The foundation is Super Bowl XL. We all know what it takes, from XL to [Super Bowl XLIII] to [facing Green Bay in] Dallas. But we also understand that it’s a transition; there’s a change going on, [and] it’s happening right in front of us. We’re not going any [further] than the young kids are going to take us. They have to understand — just like you’re depending on us, we’re depending on you.
How do you approach the younger players?
I just try to make them feel like they’re at home. They’re family. I want them to feel comfortable; every time they come into the locker room, I want them feeling like it’s a breath of fresh air. They have to understand that I’m going to need them, [and] I need them comfortable and relaxed, regardless of what’s going on in their personal life.
That gets into the notion of being a “locker-room leader.” Do you have to think about that? When you’re going to practice, do you have a different attitude than you did five or eight years ago?
It’s natural for me. I’m an entertainer. I like [to see] people have fun. I feel like that’s one of the positives I have.
But the Steelers locker room is supposed to be pretty competitive, too, right?
With the trash-can basketball … We have trash-can basketball, we have ping pong, we have shuffleboard. From lifting the most weights and doing the most reps and push-ups, to having [on-field] competitions with one another — who’s going to get the most interceptions? Who’s going to make the most touchdowns? It’s highly competitive, but it’s a good kind of competitive.
What does that atmosphere do for relationships within the team?
It’s an “us” mentality. It’s all about us. We’re going to have our ups and downs. But if you don’t have a good game, I’m still here for you. If I don’t have a good game, they’re still here for me.

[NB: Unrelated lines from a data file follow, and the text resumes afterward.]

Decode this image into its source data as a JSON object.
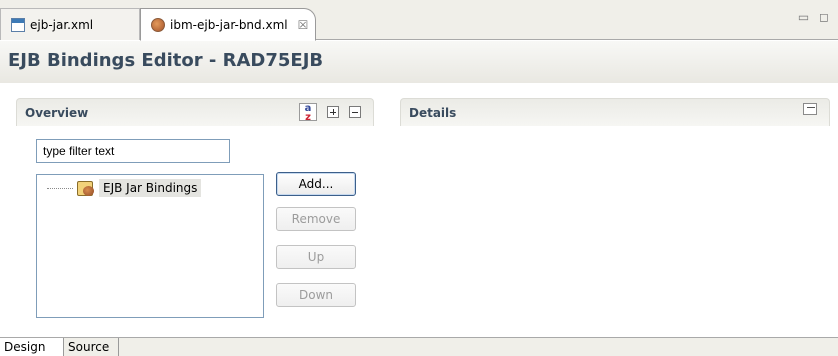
{
  "tabs": [
    {
      "label": "ejb-jar.xml",
      "icon": "xml-file-icon",
      "active": false
    },
    {
      "label": "ibm-ejb-jar-bnd.xml",
      "icon": "ejb-bean-icon",
      "active": true,
      "close": "☒"
    }
  ],
  "window_controls": "▭ ◻",
  "editor_title": "EJB Bindings Editor - RAD75EJB",
  "overview": {
    "title": "Overview",
    "filter_placeholder": "type filter text",
    "tree": [
      {
        "label": "EJB Jar Bindings",
        "icon": "ejb-jar-bindings-icon"
      }
    ],
    "buttons": {
      "add": "Add...",
      "remove": "Remove",
      "up": "Up",
      "down": "Down"
    }
  },
  "details": {
    "title": "Details"
  },
  "bottom_tabs": [
    {
      "label": "Design",
      "active": true
    },
    {
      "label": "Source",
      "active": false
    }
  ]
}
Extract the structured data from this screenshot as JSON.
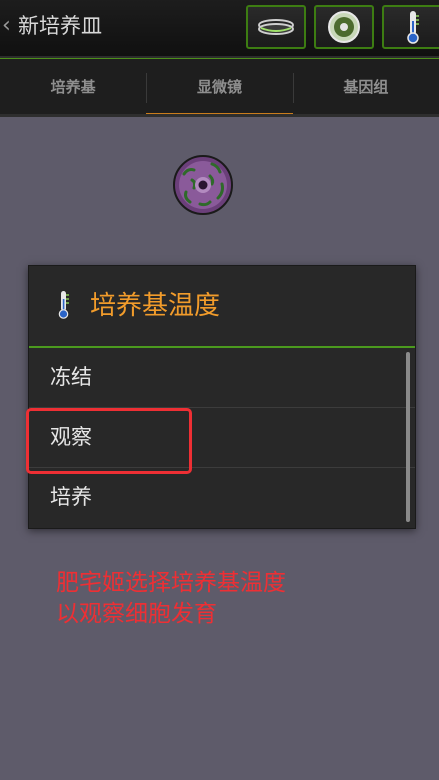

We’ve seen how close you are with Dan Rooney. How did that bond develop?
That’s a unique relationship, a one-of-a-kind relationship. I call him Pops; I don’t know how many people in the NFL can call their owner Pops. I ask him every day, “How you doing?” He asks me about my family. A guy of that caliber, you wouldn’t believe he could be so down-to-earth and so humble.
What’s your personal focus this season?
This is the best I’ve ever felt, injury-wise. One of my personal goals is to make it to the Pro Bowl — and to win the Super Bowl. I finally feel 100 percent, and I can’t tell you the last time I felt [that way] physically. Mentally, I’m always feeling 100 percent.
There are several new members of the defense this year. Does that change your approach to the season?
What I’ve learned about the Pittsburgh Steelers — they reload. On defense, they had Jason Gildon. After Gildon, it was Joey Porter. After Joey Porter, it was James Harrison. After James Harrison, you’re looking for LaMarr Woodley to step up. And after LaMarr, you’re looking for a Jason Worilds or a Jarvis Jones to step up.
You’ve always made a point of engaging with Pittsburgh; you’ve hosted radio shows and written newspaper columns, among other endeavors. Why is that important to you?
You still see Mel Blount, Franco Harris and Rocky [Bleier] — they still live [in Pittsburgh]. They’ve made it their home, and if you’ve been here for the amount of time I’ve been here, you understand why. Once you’re a Pittsburgh Steeler, you’re always a Pittsburgh Steeler. So why not venture into new avenues?
So you’d like to have that kind of long-term relationship with the city?
No question — those guys are still making money! (laughs) They’re even going on a Steelers cruise next year. I don’t know if you could get that from any other team.
Tell me about Face Me Ike, the youth football camp you host in your hometown of New Orleans.
I have a couple teammates come to [conduct] drills. It’s just a good atmosphere. It’s about the time — the kids enjoy their time with us just as well as we enjoy our time with the kids.
The Steelers are traveling to England this month to face the Minnesota Vikings at Wembley Stadium. Do you prepare for that game any differently?
It’s a business trip. It just happens to be in England. Football is football, and we’re still going to win a football game.
Are you going to be a tourist at all?
Nah. They say the weather over there ain’t good anyway, so it’s not like I’m going to catch a tan.